By Engen Tham
SHANGHAI (Reuters) - China hopes that last week's interest rate cut will increase lending into the economy to shore up flagging growth, but measuring any rise will be impeded by a number of tricks the country's bankers use to manipulate the figures.
Chinese banks, which are heavily controlled by the government, are often instructed to match their lending practice to further official policy, and when the People's Bank of China cut rates for the first time in two years on Friday, it made clear that helping smaller firms gain access to credit was among its goals.
Outstanding yuan loan growth slipped to its slowest in almost nine years in October, and the PBOC's efforts might well succeed in raising the headline figures, but bankers say it is commonplace to game the statistics to hit targets.
One trick is to extend a loan but then ask the borrower to use a portion of the fund to purchase wealth-management products sold by the bank, helping to hit both loan goals and sales targets.
Another technique is to require a portion of the money lent - anywhere between 30 and 40 percent, according to bankers - returned as deposits, so it can earn interest on the whole loan, while effectively retaining part of it.
"It's just internally generated business through a dummy counterpart," said Jimmy Leung, banking and capital markets leader and partner at PwC China.
The banking regulator has said these practices are illegal but say only "some commercial banks" engage in them. Bankers say manipulation is still rampant.
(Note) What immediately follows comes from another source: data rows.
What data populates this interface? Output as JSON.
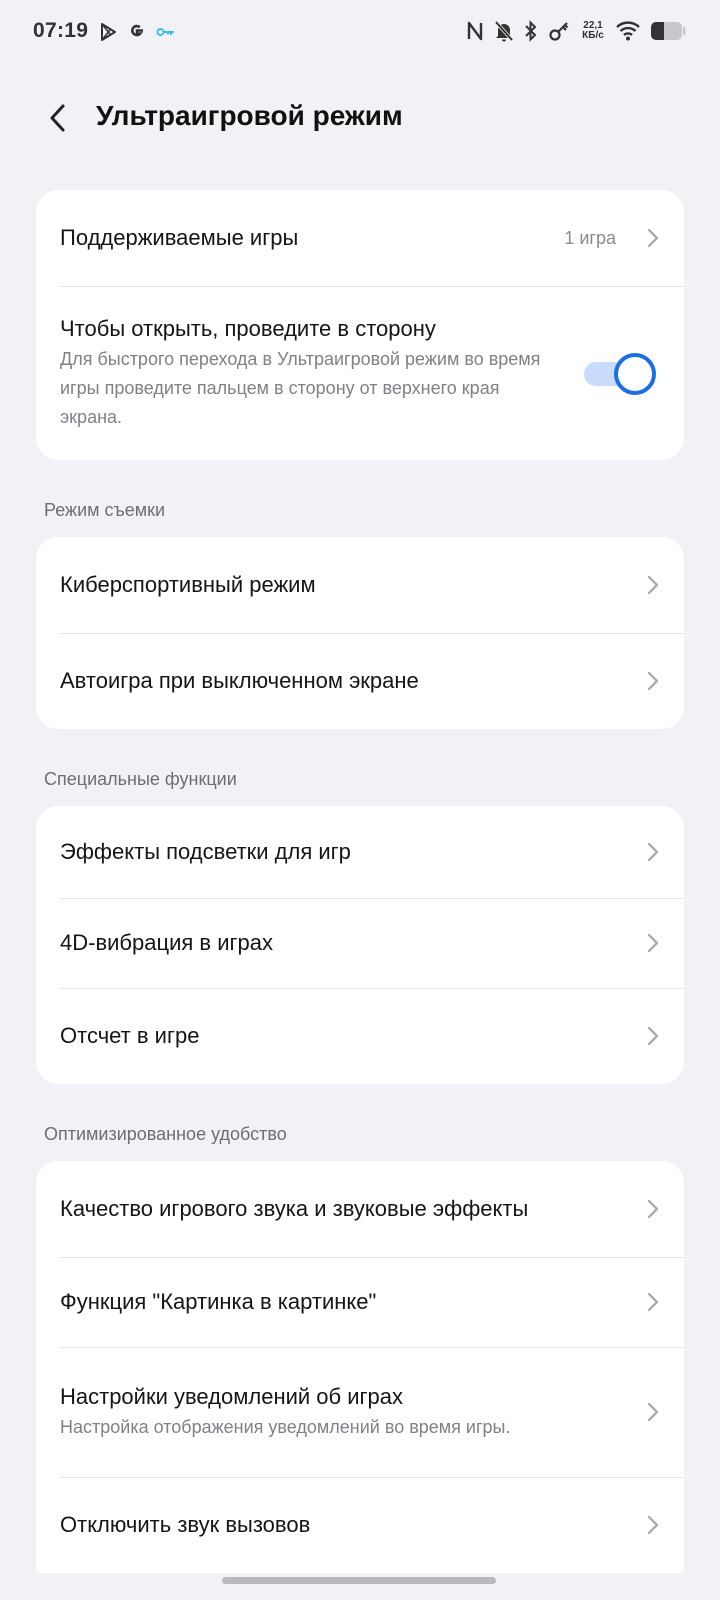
{
  "status_bar": {
    "time": "07:19",
    "speed_value": "22,1",
    "speed_unit": "КБ/с",
    "icons_left": [
      "play-store-icon",
      "google-icon",
      "key-icon"
    ],
    "icons_right": [
      "nfc-icon",
      "bell-off-icon",
      "bluetooth-icon",
      "key-link-icon",
      "wifi-icon",
      "battery-icon"
    ]
  },
  "header": {
    "title": "Ультраигровой режим"
  },
  "card_main": {
    "supported_games_label": "Поддерживаемые игры",
    "supported_games_value": "1 игра",
    "swipe_title": "Чтобы открыть, проведите в сторону",
    "swipe_sub": "Для быстрого перехода в Ультраигровой режим во время игры проведите пальцем в сторону от верхнего края экрана.",
    "swipe_toggle_on": true
  },
  "section_shooting": {
    "label": "Режим съемки",
    "items": [
      "Киберспортивный режим",
      "Автоигра при выключенном экране"
    ]
  },
  "section_special": {
    "label": "Специальные функции",
    "items": [
      "Эффекты подсветки для игр",
      "4D-вибрация в играх",
      "Отсчет в игре"
    ]
  },
  "section_optimized": {
    "label": "Оптимизированное удобство",
    "items": [
      "Качество игрового звука и звуковые эффекты",
      "Функция \"Картинка в картинке\"",
      "Настройки уведомлений об играх",
      "Отключить звук вызовов"
    ],
    "notif_sub": "Настройка отображения уведомлений во время игры."
  },
  "colors": {
    "background": "#f1f1f6",
    "card": "#ffffff",
    "accent": "#1b6fe6",
    "toggle_track": "#c9dcfb"
  }
}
"It's very common," said a banker at a major state-owned bank who declined to be identified. Continued...